                        "description":"Conflict",
                        "headers":{
                        },
                        "schema":{
                            "$ref":"#/definitions/Car"
                        }
                    }
                },
                "tags":[
                    "cars"
                ]
            }
        }
    },
    "definitions":{
        "Car":{
            "properties":{
                "id":{
                    "type":"integer"
                },
                "model":{
                    "type":"string"
                },
                "name":{
                    "type":"string"
                },
                "price":{
                    "type":"number"
                },
                "version":{
                    "type":"integer"
                }
            }
        }
    }
}

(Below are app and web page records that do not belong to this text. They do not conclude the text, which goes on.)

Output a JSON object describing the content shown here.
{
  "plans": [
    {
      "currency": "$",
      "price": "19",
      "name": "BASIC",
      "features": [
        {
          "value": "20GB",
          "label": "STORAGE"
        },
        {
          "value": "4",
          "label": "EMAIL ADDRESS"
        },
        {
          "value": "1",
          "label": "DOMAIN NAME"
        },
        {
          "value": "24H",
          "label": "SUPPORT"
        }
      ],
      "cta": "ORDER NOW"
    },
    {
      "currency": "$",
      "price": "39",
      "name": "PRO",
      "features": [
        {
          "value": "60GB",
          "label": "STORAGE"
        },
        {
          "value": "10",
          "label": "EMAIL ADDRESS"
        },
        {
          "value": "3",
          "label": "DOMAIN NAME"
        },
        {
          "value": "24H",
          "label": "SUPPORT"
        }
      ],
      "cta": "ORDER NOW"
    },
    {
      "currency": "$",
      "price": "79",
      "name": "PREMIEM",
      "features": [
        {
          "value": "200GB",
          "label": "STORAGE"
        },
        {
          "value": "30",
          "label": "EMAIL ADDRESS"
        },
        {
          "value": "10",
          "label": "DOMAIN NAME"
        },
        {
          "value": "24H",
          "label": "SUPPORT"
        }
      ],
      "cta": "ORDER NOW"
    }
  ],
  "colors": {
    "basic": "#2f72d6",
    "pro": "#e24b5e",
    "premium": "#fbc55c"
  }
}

As you can see the analyzer was able to infer all response codes from our endpoint as well as the payload. It also could read the javadoc and added parameters description.

You can paste the above json content into swagger editor to see how it looks like.

Executable API documentation with Swagger UI

A nice way to expose your API documentation is through Swagger UI. It is mainly a javascript library which will read your swagger.json spec file and turn it into a nice executable api documentation. As you are generating the swagger spec at build time it turns out that this documentation is always updated.

The steps to add swagger ui (as documented in the official site) is mainly copy the library to your project. I’ve done that and made a small change to make swagger ui read the swagger.json from within our application instead of a remote URL.

Here is how our sample endpoint is rendered in swagger ui:

cdi-crud-rest-api

 

You can also browse the API docs live on Openshift here (it may be unavailable on your first access because of my openshift free account [it shuts the app down when there is no access in a day], just wait a few minutes and try again).

Automating everything with JBoss Forge Swagger Addon

All the above steps described can be automated with Swagger Addon as showed in the video on the beginning of this post.

Conclusion

We saw that creating and maintaining an executable API documentation based on JaxRS endpoints is quite easy (thanks to JaxRS analyzer). You can even automate that with the Swagger Addon.

All code is available on github here.